Do not go where the path may lead, go instead where there is no path and leave a trail. – Ralph Waldo Emerson
For 12 years, The Bridge of Southern New Mexico has been in the business of innovation, piloting, proving, and then seeking to embed what works into policy to benefit others for the long-term, as well as setting the stage for achieving greater scale statewide.
Founded by a group of community leaders in business, economic development, education, and government, The Bridge has strategically worked to build relationships, programs, and literal “bridges” between educational institutions, workforce providers, and employers in Doña Ana County.
As a partner in very early work that led to what is now Ngage and the Success Partnership, The Bridge has been laser-focused on the high school-to-college-to-career portion of the prenatal-to-career continuum.
Through our Board of Directors and the committed group of partners in the Workforce Talent Collaborative, our goal all along has been to ensure that our young people and families have access to a connected set of educational institutions, partners, and resources in what we consider our “ecosystem of opportunity.”
We started with an intention of increasing high school graduation rates and building a skilled and ready workforce. We later added college completion to those goals, as our county’s graduation rate skyrocketed from a dismal 49% in 2007 to consistently more than 80% for the past several years.

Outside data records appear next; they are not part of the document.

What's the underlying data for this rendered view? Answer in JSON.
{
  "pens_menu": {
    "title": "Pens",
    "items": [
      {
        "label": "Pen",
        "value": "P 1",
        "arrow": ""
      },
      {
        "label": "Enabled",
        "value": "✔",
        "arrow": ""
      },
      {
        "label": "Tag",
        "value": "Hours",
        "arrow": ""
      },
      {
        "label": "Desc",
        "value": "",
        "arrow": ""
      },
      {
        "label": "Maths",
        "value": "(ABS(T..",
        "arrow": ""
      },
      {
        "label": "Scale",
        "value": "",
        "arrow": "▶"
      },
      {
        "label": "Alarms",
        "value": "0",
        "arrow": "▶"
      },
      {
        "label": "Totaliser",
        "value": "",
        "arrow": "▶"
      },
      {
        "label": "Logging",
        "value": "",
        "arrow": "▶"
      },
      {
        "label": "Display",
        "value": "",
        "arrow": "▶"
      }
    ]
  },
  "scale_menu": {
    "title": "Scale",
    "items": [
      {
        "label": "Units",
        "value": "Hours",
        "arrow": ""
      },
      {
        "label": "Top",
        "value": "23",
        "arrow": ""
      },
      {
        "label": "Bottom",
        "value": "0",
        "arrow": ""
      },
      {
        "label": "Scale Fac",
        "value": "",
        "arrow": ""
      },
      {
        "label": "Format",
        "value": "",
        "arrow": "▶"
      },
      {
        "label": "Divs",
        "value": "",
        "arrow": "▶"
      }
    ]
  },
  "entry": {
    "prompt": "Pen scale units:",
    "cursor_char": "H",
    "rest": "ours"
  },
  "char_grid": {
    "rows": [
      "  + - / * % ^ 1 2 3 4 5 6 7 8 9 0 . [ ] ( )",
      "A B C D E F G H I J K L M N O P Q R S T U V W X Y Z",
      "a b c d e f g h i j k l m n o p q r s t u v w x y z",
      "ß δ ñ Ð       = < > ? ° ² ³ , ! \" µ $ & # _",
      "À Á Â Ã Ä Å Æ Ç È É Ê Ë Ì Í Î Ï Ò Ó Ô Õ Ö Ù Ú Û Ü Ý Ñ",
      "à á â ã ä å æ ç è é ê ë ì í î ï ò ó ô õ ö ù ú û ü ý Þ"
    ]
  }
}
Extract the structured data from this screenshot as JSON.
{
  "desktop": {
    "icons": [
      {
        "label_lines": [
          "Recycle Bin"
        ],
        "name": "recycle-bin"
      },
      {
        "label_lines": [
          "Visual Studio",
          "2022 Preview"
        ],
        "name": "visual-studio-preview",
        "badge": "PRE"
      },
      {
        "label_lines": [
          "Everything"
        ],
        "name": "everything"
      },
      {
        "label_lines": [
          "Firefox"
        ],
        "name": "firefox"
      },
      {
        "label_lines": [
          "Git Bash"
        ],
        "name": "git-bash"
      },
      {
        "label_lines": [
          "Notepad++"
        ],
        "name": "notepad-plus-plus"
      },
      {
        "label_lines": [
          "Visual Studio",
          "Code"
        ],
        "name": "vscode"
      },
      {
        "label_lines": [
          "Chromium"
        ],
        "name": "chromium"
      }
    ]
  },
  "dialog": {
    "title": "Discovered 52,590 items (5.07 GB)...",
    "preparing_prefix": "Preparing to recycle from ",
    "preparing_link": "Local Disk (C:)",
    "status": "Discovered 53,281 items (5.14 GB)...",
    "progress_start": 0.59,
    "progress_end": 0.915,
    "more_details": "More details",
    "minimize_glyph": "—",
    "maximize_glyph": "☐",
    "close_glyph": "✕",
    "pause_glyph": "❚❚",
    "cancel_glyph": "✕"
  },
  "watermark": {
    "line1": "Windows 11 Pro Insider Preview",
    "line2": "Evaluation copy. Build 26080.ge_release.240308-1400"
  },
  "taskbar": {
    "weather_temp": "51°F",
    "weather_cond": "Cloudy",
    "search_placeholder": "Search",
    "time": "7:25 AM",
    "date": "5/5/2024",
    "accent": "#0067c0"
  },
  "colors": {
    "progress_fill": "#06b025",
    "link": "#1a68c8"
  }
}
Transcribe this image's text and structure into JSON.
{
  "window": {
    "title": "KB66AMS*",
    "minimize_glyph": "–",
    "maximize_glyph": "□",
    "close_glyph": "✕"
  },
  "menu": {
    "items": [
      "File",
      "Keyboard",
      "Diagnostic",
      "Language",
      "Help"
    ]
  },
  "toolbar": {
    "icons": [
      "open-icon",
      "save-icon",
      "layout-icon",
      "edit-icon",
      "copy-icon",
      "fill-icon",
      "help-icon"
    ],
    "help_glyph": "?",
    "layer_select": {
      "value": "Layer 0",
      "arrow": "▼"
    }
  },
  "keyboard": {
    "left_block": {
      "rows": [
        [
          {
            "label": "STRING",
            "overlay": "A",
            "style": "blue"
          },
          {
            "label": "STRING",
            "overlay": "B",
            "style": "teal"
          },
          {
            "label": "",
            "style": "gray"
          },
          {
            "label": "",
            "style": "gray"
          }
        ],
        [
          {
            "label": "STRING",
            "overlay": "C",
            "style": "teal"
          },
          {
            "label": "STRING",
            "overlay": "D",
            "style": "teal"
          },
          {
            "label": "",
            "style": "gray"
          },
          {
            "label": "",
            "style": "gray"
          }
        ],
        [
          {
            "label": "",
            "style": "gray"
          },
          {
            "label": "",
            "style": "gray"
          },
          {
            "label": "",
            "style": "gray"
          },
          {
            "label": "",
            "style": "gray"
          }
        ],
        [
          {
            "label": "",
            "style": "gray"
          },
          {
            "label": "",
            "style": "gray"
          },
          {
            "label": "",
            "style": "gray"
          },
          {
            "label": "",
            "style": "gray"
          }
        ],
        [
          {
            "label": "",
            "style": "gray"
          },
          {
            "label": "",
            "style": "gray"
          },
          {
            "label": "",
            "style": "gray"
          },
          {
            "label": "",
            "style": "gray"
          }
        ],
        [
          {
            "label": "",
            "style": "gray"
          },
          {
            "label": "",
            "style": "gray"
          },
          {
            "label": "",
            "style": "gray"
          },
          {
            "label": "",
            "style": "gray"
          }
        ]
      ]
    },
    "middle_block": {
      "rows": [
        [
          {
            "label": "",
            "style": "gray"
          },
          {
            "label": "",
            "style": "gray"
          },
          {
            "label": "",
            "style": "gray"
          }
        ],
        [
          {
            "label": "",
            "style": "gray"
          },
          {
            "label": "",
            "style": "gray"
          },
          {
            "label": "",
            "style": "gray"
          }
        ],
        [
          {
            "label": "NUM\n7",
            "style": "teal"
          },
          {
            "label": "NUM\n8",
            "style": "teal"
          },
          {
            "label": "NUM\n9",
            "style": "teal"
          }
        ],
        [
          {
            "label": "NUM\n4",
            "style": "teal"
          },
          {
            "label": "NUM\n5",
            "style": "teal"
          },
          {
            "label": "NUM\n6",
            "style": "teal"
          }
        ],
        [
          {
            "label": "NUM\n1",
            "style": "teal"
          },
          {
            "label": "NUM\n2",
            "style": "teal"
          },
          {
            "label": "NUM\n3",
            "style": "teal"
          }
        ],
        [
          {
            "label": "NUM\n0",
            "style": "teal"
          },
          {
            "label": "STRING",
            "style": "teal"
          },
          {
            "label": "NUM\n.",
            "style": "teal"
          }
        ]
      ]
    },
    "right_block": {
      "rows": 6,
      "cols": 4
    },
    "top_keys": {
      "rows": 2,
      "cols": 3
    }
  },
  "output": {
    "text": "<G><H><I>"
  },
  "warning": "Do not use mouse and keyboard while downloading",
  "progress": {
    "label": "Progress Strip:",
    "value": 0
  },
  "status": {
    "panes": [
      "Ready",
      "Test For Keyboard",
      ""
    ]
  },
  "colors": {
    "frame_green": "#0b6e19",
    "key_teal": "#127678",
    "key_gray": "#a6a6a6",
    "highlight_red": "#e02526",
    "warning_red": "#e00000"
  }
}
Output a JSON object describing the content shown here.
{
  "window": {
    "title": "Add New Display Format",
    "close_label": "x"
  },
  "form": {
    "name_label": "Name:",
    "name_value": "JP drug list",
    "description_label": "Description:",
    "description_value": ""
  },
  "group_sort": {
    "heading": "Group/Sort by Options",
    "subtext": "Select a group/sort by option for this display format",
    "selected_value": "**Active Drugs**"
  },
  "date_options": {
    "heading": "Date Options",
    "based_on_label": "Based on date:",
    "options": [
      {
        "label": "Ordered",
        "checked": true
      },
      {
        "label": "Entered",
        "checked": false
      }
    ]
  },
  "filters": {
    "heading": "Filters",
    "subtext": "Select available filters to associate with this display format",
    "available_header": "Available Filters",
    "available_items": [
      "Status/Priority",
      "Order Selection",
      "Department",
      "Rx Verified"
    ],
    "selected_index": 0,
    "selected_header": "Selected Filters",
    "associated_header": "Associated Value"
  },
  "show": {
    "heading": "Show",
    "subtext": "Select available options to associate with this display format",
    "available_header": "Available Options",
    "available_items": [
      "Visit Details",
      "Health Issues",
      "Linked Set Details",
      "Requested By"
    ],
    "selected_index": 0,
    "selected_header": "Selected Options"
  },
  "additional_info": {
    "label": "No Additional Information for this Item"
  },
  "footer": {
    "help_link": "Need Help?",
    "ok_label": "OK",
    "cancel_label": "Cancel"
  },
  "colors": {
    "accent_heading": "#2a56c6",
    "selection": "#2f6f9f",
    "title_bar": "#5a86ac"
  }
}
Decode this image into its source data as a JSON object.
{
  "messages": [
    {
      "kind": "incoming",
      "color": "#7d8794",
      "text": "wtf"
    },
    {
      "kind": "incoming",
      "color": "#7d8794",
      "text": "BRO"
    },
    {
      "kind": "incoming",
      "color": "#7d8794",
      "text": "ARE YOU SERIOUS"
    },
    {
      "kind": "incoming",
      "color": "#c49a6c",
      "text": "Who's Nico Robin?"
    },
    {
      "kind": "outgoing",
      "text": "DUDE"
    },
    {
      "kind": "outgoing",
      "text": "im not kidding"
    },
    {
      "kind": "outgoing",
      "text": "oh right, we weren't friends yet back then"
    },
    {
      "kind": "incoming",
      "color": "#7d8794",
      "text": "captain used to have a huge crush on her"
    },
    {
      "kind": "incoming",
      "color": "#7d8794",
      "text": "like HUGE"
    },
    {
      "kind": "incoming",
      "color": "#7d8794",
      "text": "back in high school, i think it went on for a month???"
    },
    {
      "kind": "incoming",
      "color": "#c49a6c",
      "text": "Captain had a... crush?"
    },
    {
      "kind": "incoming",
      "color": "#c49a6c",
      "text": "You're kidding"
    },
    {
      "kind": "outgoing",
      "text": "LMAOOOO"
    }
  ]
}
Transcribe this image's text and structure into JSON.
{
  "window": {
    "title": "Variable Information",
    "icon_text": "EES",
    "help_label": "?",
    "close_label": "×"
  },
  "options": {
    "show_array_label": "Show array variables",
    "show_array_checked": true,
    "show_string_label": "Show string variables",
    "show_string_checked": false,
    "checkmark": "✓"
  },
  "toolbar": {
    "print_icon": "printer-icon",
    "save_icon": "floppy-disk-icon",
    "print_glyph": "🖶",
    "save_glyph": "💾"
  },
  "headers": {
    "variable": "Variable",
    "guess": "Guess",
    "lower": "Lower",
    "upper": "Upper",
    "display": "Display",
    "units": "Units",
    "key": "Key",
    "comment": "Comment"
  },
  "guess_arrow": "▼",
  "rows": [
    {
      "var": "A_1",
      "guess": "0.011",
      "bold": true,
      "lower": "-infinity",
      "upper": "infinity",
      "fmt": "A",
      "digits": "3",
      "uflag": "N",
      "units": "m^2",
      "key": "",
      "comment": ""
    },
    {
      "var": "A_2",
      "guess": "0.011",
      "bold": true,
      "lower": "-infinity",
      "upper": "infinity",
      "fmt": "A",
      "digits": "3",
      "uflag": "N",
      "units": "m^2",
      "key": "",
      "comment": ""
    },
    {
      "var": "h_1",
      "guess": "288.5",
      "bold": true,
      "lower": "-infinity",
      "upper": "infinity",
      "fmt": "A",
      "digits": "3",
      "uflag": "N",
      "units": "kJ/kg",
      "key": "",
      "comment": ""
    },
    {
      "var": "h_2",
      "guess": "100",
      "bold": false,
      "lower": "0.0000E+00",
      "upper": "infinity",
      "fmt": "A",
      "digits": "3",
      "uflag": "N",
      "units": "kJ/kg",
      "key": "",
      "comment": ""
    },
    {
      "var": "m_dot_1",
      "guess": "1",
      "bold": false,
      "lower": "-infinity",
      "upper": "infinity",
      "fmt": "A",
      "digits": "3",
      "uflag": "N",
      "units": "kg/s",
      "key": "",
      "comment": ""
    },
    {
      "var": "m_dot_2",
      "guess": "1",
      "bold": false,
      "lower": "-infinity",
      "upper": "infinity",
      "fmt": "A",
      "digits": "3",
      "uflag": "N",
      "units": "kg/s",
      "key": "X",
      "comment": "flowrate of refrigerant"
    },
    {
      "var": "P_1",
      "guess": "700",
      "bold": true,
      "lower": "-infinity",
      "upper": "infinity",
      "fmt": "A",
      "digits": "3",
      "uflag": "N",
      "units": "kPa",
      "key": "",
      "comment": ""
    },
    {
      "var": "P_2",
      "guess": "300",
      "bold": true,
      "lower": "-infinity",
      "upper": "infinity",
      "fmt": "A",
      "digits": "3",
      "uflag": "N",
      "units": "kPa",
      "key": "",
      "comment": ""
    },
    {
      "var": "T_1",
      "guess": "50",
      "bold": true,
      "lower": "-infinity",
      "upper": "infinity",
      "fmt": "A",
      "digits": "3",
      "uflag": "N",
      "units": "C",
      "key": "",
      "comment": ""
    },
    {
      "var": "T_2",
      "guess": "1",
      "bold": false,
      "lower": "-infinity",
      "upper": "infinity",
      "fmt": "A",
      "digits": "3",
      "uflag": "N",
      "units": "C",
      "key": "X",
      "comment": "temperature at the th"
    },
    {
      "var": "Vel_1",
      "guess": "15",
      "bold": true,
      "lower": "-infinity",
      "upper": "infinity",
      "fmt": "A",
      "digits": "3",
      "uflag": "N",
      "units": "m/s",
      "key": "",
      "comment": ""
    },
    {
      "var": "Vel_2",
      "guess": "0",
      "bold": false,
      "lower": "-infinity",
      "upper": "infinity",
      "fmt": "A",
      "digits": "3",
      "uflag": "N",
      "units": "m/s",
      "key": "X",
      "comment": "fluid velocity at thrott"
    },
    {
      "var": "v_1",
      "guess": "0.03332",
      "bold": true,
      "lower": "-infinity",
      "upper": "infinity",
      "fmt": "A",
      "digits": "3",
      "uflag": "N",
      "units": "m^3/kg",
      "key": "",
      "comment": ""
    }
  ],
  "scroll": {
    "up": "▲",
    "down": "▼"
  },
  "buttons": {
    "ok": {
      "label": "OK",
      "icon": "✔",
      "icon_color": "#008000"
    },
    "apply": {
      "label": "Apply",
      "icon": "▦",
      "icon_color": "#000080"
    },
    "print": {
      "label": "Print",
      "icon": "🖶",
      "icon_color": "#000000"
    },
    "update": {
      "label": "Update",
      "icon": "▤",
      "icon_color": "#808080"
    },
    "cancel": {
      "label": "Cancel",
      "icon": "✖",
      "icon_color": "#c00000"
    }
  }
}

The heart of the “success” of The Bridge’s work lies in our county’s unique ability to collaborate across diverse audiences, ranging from public and private sectors and political parties to racial, ethnic, and economic backgrounds. Our ability to sit around the table as equals and peers, honoring the wisdom and experience of all, has allowed us to work in unity as a community, putting a student in the center of the room and answering the question, “What do we need to do to ensure that student succeeds?”
The answers to that question have been many, including several “firsts” for New Mexico: Early College High Schools increased access to Dual Credit courses, alignment between Career and Technical Education and local industries, Career Pathways, Blended Senior Year, Teacher Externships, multiple approaches for employer engagement in work-based learning, Industry Roundtables, increasing information about local industries and careers, and far more than can be contained in this article.
I’m a firm believer that “success begets success” in New Mexico. It requires courage and conviction to try new things, taking a risk that something may not work. BUT…if it does, you’ve built a model that can be replicated by others. And now, we are seeing the fruits of our labor come to fruition in state policy, which ensures our innovations will be sustained.
Just a few examples:
- 20 Early College High Schools statewide
- Career and Technical Education funding is now spent specifically in support of high-value, in-demand careers in every region of the state
- Some (not yet enough) state funding for “high-value” Dual Credit courses that the New Mexico Higher Education Department prioritizes be in Early College High Schools, CTE pathways, or well-aligned to college skill-based credentials or degrees
- The Public Education Department’s new Strategic Plan calls for “a culture of college and career readiness” and specific actions to support Career Pathways, Teacher Externships, adequately-funded Dual Credit, work-based learning, and employer partnerships with schools
- More funding and better governance for Workforce Connections services in Doña Ana County after years of underfunding, poor outcomes, and poor leadership
- Workforce development efforts targeted specifically to building talent for the industries identified for economic development here
- Challenging the status quo of the state’s Workforce System in light of historic underperformance with a plan for restructuring to make the way for better coordination and use of funds to help more New Mexicans who need the help
- The NM Department of Workforce Solution’s All Hands New Mexico! program to make workforce services easier for businesses to access
- Career-connected learning that exponentially increases students’ awareness of high-wage, high-demand, high-value career choices available statewide through the Pathway2Careers curriculum
- The Thriving Families programs launched by the Community Action Agency of Southern New Mexico to comprehensively help single-parent families access education and employment
As the Success Partnership would suggest, it takes many partners to build a successful prenatal-to-career continuum. To all of our partners, funders, leaders, teachers, families, and most of all, students who have been a part of this amazing success story, thank you!
By Tracey Bryan
The Bridge of Southern New Mexico